Banks, a freelance writer, said that Obama’s Inaugural Address surpassed her expectations as he urged Americans to provide for the poorest among us and strive for equality for all.
“He said that life, liberty and the pursuit of happiness are self-evident but not self-actualizing. So, we have a responsibility as citizens to participate,” she said.
Michelle Hayward, principal of McNair Junior High School in Fayetteville, traveled to the inauguration with her husband, Jacob Hayward, who is a vice principal at Southwest Junior High School in Springdale. The two videotaped their visit to Washington and plan to share the experience with their students.
“We were a couple hundred yards from the platform but I could zoom in with my camera and see everything. And, there was a television screen directly in front so it was a perfect location,” Jacob Hayward said.
“The energy around the whole place was very positive,” said Michelle Hayward. “We were jam packed together but for the most part people were very helpful to one another and during the music were all singing together.”

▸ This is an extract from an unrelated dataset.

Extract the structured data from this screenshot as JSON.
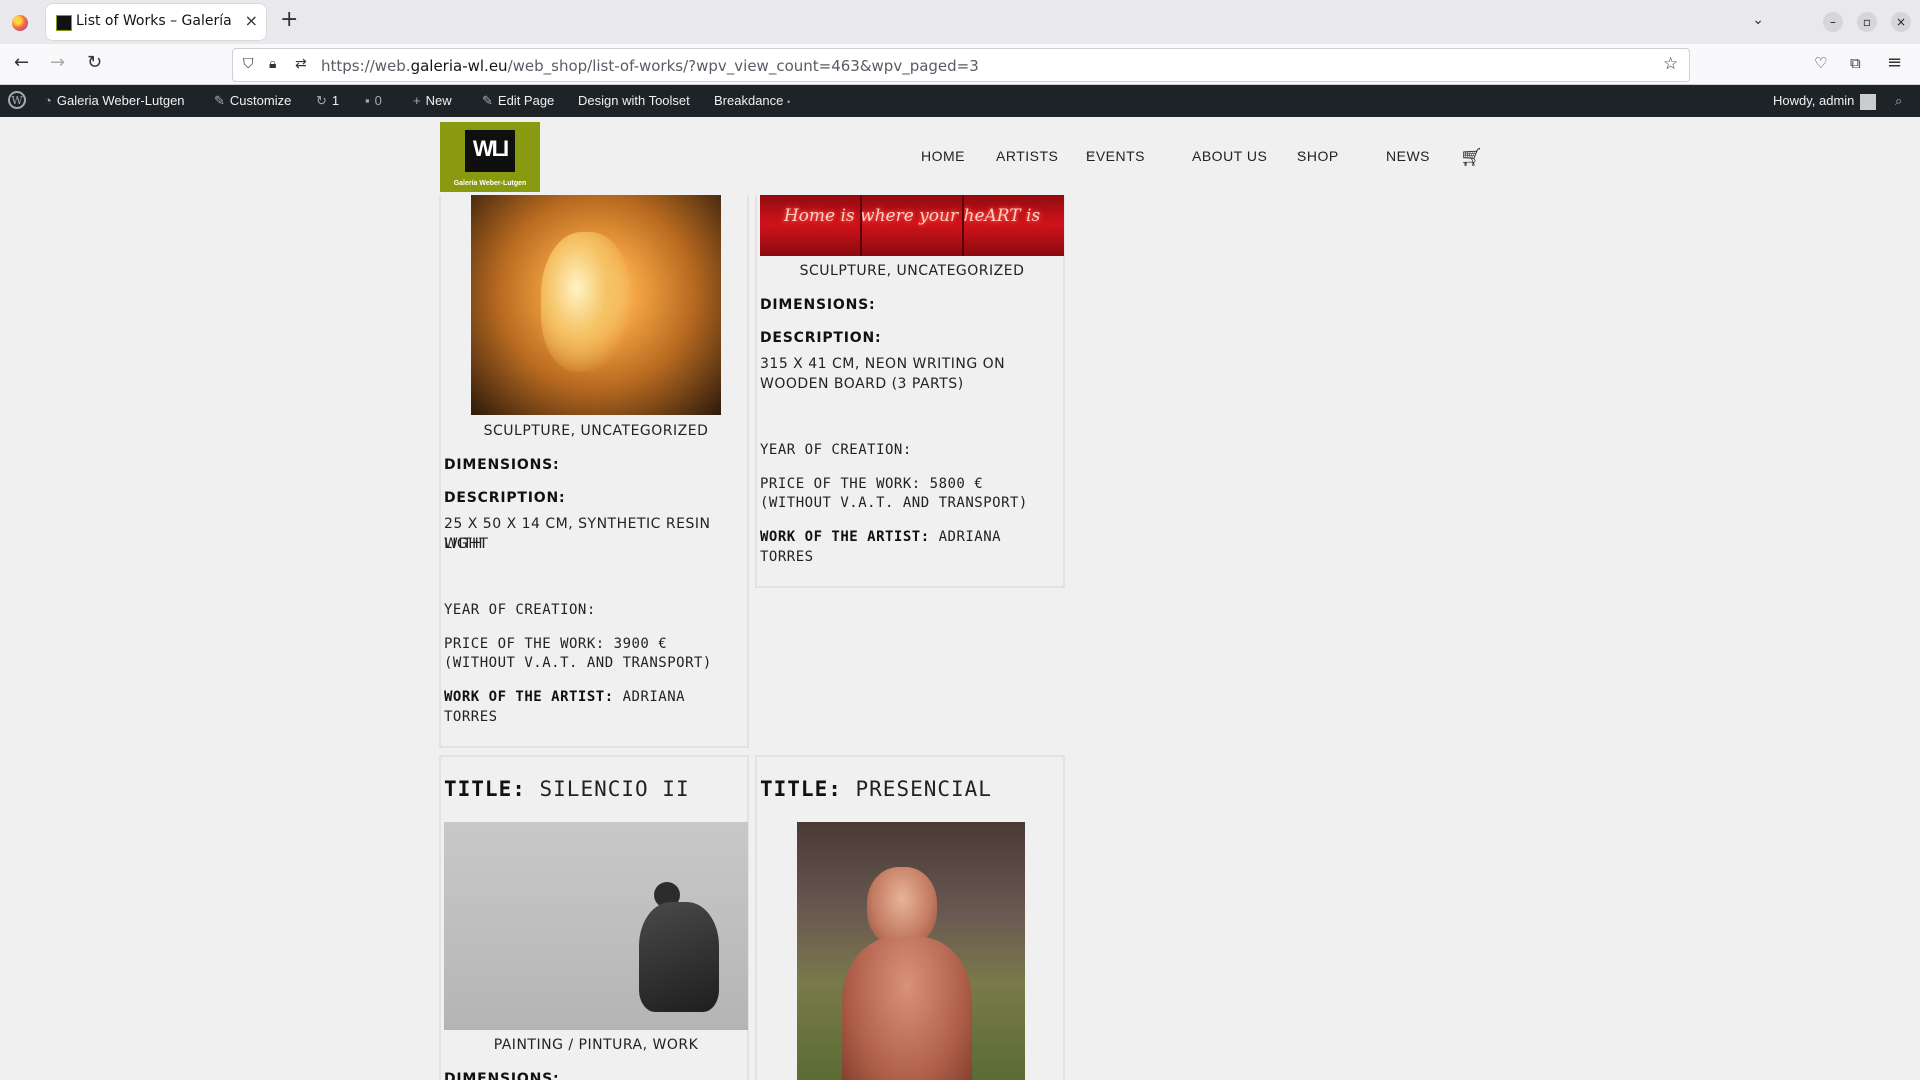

Aside from the inauguration, the couple visited Smithsonian Museums and some of the monuments. They were at the Martin Luther King Memorial on Sunday at sunset along with thousands of other tourists.
“It was absolutely beautiful as the sun rays were falling on it perfectly. The crowd was enormous and it was good to watch those parents that brought their children there and the pride they had in the Memorial,” Michelle Hayward said.
Sharon Harris of Pine Bluff said she was blessed with a good seat in front of the reflecting pond and enjoyed listening to Obama’s speech.
“I really liked that he addressed everybody in the county and that people left saying that this is our president,” said Harris, who works for the U.S. Army as an engineer.
Harris was more impressed with the tone of the address than any particular line.
“He just hit all the good points and it was the right length. He addressed so many important things — social security, health care, just everything that he has been talking about all along,” Harris said.
Several Arkansas politicians also attended the ceremony, witnessing from close range the public swearing-in ceremony, including former President Bill Clinton and Secretary of State Hillary Clinton.
More than 80 members of the U.S. Senate and hundreds of members of the House were seated on the platform constructed on the west side of the Capitol for the event. Among the Arkansas members present were Sens. John Boozman, a Republican, and Mark Pryor, a Democrat, and Rep. Steve Womack, R-Rogers.
“This is an historic occasion, and as a member of Congress I feel it is my duty to attend,” Womack said. His wife, Terri, was also at the inauguration.
Boozman sat next to Utah Sen. Mike Lee during the ceremony.
“This is always a great event,” Boozman said. “It demonstrates the strength of America, this peaceful transfer of power.”
Boozman said he was encouraged that Obama spoke about the need to get past partisan bickering for the sake of the nation and felt that spirit throughout the day.
“As we kind of grouped together in the Senate chamber before going out on the platform there was a lot of camaraderie and looking forward to the new year,” Boozman said.
Boozman’s wife, Cathy, and three daughters also attended the inauguration. His four-month-old granddaughter, Daisy, was left in the able hands of his scheduler Leslie Parker back in his Capitol office, Boozman said.
Pryor sat between Ohio Sen. Rob Portman and Idaho Sen. James Risch.
“I thought the event was really good. To me, it struck the right tone of patriotism and the president’s speech wasn’t overly long,” Pryor said.